### EXERCISE OBJECTIVE
Give the data again exactly as it is written.
════════════════════
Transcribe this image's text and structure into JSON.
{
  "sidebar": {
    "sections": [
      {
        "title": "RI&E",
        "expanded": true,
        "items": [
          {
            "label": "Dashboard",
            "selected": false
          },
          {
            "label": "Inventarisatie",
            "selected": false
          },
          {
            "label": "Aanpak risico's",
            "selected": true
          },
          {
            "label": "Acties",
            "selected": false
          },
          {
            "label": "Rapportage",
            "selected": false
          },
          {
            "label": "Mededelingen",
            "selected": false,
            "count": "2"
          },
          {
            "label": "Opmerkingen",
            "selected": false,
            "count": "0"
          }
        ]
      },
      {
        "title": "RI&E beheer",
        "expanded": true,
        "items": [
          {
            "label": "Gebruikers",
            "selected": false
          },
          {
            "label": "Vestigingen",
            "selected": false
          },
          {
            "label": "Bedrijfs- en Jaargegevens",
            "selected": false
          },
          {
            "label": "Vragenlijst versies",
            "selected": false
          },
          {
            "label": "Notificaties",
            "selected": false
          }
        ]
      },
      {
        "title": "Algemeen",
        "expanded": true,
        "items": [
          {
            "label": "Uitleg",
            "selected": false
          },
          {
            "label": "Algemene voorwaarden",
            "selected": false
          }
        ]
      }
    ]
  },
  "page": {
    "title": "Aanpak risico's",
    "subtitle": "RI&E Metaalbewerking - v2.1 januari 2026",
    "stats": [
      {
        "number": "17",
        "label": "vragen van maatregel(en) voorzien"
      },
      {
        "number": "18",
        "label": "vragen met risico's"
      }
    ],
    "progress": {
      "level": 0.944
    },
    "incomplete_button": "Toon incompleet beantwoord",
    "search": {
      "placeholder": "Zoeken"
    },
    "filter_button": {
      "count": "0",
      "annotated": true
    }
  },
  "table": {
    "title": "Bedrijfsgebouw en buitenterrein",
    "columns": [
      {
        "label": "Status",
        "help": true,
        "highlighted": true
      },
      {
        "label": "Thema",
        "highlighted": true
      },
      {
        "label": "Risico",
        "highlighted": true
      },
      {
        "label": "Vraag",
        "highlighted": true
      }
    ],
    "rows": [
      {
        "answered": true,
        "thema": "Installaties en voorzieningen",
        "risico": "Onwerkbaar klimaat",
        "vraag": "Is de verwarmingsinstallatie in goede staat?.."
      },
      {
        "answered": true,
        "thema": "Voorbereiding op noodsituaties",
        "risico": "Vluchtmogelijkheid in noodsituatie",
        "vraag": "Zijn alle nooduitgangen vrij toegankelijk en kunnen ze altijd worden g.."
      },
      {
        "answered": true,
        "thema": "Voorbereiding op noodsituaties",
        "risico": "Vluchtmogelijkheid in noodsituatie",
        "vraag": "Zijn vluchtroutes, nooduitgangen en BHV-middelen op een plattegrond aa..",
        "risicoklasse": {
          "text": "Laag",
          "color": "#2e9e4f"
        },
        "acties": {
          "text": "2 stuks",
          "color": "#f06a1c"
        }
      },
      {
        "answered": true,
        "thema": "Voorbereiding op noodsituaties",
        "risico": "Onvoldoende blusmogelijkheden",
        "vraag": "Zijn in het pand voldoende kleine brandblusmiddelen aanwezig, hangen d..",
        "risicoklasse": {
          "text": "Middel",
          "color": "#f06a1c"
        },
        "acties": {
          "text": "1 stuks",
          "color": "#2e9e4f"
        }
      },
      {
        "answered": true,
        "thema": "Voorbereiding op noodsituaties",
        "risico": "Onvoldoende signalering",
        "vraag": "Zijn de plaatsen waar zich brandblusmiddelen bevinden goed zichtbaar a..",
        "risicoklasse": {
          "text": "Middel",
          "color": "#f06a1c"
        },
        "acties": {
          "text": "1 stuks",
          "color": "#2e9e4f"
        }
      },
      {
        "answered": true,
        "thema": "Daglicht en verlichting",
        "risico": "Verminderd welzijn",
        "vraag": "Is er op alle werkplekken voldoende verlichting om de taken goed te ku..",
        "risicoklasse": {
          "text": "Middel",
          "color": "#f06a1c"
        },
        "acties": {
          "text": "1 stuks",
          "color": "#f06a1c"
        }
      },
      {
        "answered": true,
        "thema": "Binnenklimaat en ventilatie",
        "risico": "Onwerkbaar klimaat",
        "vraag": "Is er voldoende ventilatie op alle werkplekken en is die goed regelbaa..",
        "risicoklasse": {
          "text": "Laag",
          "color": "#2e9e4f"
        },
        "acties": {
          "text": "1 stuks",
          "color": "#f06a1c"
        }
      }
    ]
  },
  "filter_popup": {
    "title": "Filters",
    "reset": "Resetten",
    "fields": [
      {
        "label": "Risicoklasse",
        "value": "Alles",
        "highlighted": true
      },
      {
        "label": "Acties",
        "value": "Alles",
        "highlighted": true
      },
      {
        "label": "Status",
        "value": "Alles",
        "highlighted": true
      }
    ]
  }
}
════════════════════
### ANSWER BELOW
Transcribe this image's text and structure into JSON.
{
  "sidebar": {
    "sections": [
      {
        "title": "RI&E",
        "expanded": true,
        "items": [
          {
            "label": "Dashboard",
            "selected": false
          },
          {
            "label": "Inventarisatie",
            "selected": false
          },
          {
            "label": "Aanpak risico's",
            "selected": true
          },
          {
            "label": "Acties",
            "selected": false
          },
          {
            "label": "Rapportage",
            "selected": false
          },
          {
            "label": "Mededelingen",
            "selected": false,
            "count": "2"
          },
          {
            "label": "Opmerkingen",
            "selected": false,
            "count": "0"
          }
        ]
      },
      {
        "title": "RI&E beheer",
        "expanded": true,
        "items": [
          {
            "label": "Gebruikers",
            "selected": false
          },
          {
            "label": "Vestigingen",
            "selected": false
          },
          {
            "label": "Bedrijfs- en Jaargegevens",
            "selected": false
          },
          {
            "label": "Vragenlijst versies",
            "selected": false
          },
          {
            "label": "Notificaties",
            "selected": false
          }
        ]
      },
      {
        "title": "Algemeen",
        "expanded": true,
        "items": [
          {
            "label": "Uitleg",
            "selected": false
          },
          {
            "label": "Algemene voorwaarden",
            "selected": false
          }
        ]
      }
    ]
  },
  "page": {
    "title": "Aanpak risico's",
    "subtitle": "RI&E Metaalbewerking - v2.1 januari 2026",
    "stats": [
      {
        "number": "17",
        "label": "vragen van maatregel(en) voorzien"
      },
      {
        "number": "18",
        "label": "vragen met risico's"
      }
    ],
    "progress": {
      "level": 0.944
    },
    "incomplete_button": "Toon incompleet beantwoord",
    "search": {
      "placeholder": "Zoeken"
    },
    "filter_button": {
      "count": "0",
      "annotated": true
    }
  },
  "table": {
    "title": "Bedrijfsgebouw en buitenterrein",
    "columns": [
      {
        "label": "Status",
        "help": true,
        "highlighted": true
      },
      {
        "label": "Thema",
        "highlighted": true
      },
      {
        "label": "Risico",
        "highlighted": true
      },
      {
        "label": "Vraag",
        "highlighted": true
      }
    ],
    "rows": [
      {
        "answered": true,
        "thema": "Installaties en voorzieningen",
        "risico": "Onwerkbaar klimaat",
        "vraag": "Is de verwarmingsinstallatie in goede staat?.."
      },
      {
        "answered": true,
        "thema": "Voorbereiding op noodsituaties",
        "risico": "Vluchtmogelijkheid in noodsituatie",
        "vraag": "Zijn alle nooduitgangen vrij toegankelijk en kunnen ze altijd worden g.."
      },
      {
        "answered": true,
        "thema": "Voorbereiding op noodsituaties",
        "risico": "Vluchtmogelijkheid in noodsituatie",
        "vraag": "Zijn vluchtroutes, nooduitgangen en BHV-middelen op een plattegrond aa..",
        "risicoklasse": {
          "text": "Laag",
          "color": "#2e9e4f"
        },
        "acties": {
          "text": "2 stuks",
          "color": "#f06a1c"
        }
      },
      {
        "answered": true,
        "thema": "Voorbereiding op noodsituaties",
        "risico": "Onvoldoende blusmogelijkheden",
        "vraag": "Zijn in het pand voldoende kleine brandblusmiddelen aanwezig, hangen d..",
        "risicoklasse": {
          "text": "Middel",
          "color": "#f06a1c"
        },
        "acties": {
          "text": "1 stuks",
          "color": "#2e9e4f"
        }
      },
      {
        "answered": true,
        "thema": "Voorbereiding op noodsituaties",
        "risico": "Onvoldoende signalering",
        "vraag": "Zijn de plaatsen waar zich brandblusmiddelen bevinden goed zichtbaar a..",
        "risicoklasse": {
          "text": "Middel",
          "color": "#f06a1c"
        },
        "acties": {
          "text": "1 stuks",
          "color": "#2e9e4f"
        }
      },
      {
        "answered": true,
        "thema": "Daglicht en verlichting",
        "risico": "Verminderd welzijn",
        "vraag": "Is er op alle werkplekken voldoende verlichting om de taken goed te ku..",
        "risicoklasse": {
          "text": "Middel",
          "color": "#f06a1c"
        },
        "acties": {
          "text": "1 stuks",
          "color": "#f06a1c"
        }
      },
      {
        "answered": true,
        "thema": "Binnenklimaat en ventilatie",
        "risico": "Onwerkbaar klimaat",
        "vraag": "Is er voldoende ventilatie op alle werkplekken en is die goed regelbaa..",
        "risicoklasse": {
          "text": "Laag",
          "color": "#2e9e4f"
        },
        "acties": {
          "text": "1 stuks",
          "color": "#f06a1c"
        }
      }
    ]
  },
  "filter_popup": {
    "title": "Filters",
    "reset": "Resetten",
    "fields": [
      {
        "label": "Risicoklasse",
        "value": "Alles",
        "highlighted": true
      },
      {
        "label": "Acties",
        "value": "Alles",
        "highlighted": true
      },
      {
        "label": "Status",
        "value": "Alles",
        "highlighted": true
      }
    ]
  }
}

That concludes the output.